“The court entered judgment in the association’s favor on each of the associations’ counts, which included invalidating two prior easement agreements, and forced the developer to convey common areas to the association that were wrongfully and maliciously withheld by the developer for years,” Raffanello said.

Privé Developers LLC’s principals said in a joint statement that they were “grateful” that the court acknowledged their “long-standing rights.” They say the project will be delivered in late November.

A spokesperson for the homeowners’ association said in a statement that “while the association is pleased with the verdict, it may seek further relief, in addition to the removal of the buildings, if necessary.”

In June, Judge Thomas ruled that the statute of limitations had long expired for the Island Estates Homeowners Association and the Williams Island Property Owners Association to challenge a vested rights determination agreement.

The legal wranglings have dragged on for years. Homeowner associations first sued the developers in 2013 in an attempt to stop construction of the Privé condo development on the basis Cohen had agreed in the late 1990s to only build single-family homes on the project site, which is on an isle north of Williams Island.

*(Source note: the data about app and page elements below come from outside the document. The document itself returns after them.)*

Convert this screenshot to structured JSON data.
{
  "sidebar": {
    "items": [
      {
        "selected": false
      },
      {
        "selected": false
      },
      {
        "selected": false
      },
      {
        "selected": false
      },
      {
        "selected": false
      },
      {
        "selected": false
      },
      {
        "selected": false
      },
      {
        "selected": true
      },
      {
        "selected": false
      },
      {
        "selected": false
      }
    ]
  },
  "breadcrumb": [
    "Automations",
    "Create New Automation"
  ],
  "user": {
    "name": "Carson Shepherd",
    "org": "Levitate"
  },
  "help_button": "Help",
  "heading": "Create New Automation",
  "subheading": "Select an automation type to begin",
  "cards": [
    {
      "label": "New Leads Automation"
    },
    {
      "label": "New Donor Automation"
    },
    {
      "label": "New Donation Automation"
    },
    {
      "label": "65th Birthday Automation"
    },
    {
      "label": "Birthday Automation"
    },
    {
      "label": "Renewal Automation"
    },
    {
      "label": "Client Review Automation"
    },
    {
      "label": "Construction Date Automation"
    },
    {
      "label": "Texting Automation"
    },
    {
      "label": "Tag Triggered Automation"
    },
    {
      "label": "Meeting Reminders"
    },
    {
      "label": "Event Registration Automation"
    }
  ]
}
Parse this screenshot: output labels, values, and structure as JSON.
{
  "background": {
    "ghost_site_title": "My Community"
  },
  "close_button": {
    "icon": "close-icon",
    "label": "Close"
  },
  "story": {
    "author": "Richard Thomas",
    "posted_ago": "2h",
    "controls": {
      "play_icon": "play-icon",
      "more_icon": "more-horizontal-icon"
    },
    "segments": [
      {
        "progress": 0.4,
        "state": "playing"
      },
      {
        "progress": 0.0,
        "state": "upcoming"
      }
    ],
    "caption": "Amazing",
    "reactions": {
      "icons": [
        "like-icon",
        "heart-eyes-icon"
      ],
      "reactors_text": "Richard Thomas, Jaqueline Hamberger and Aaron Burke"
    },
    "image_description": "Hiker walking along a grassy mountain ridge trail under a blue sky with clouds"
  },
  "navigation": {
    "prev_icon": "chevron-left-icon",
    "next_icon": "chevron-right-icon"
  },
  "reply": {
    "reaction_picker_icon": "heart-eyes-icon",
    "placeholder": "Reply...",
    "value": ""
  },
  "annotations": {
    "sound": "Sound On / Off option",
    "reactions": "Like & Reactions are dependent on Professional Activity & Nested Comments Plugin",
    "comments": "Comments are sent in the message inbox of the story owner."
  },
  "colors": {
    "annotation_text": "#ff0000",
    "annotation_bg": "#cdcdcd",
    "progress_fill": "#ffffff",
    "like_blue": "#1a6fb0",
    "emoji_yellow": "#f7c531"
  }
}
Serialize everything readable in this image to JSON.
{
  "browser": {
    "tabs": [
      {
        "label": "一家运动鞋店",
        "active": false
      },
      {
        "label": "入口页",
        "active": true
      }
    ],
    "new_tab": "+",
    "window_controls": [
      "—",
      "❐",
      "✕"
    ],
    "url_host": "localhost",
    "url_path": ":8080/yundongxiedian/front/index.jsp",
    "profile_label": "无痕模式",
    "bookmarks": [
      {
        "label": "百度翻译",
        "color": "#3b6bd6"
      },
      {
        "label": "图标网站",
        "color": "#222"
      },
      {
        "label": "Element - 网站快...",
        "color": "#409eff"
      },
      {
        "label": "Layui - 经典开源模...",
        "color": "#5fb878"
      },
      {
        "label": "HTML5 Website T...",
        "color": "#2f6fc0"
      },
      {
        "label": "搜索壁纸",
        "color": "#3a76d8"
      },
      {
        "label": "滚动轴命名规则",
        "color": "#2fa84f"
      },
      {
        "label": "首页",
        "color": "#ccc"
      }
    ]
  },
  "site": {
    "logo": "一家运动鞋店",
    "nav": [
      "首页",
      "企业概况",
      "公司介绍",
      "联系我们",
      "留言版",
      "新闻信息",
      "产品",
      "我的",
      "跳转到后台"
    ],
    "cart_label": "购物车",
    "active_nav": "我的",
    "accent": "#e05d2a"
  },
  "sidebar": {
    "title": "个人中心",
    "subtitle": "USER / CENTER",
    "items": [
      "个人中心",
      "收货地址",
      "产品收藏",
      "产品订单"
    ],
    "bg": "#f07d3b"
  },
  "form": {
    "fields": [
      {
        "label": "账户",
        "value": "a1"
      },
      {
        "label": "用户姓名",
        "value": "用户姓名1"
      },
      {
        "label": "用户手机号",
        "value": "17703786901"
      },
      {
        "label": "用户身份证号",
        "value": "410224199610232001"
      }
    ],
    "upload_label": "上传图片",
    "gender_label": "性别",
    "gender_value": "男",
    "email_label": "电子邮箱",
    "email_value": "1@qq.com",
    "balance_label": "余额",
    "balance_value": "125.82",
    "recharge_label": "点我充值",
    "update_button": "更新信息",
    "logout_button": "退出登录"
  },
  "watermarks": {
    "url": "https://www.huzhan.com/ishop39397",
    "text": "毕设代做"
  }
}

In a separate lawsuit, filed by neighborhood resident Dara Clarke against the developer, attorney Matt Leto of Hall Lamb Hall & Leto just secured a court order rejecting the city and developer’s motion to dismiss and paving the way for a trial set to begin in March, according to a spokesperson for Leto. Clarke had sued both entities alleging various violations, including defamation and excessive use of force.

In January, New York-based Maxim Capital and Austin-based Prophet Capital Asset Management provided $102 million in financing to the developers, adding to a previous $25 million loan from Maxim.

Privé topped off in November at 16 stories and is almost 75 percent sold with more than $350 million under contract, according to Lebensohn.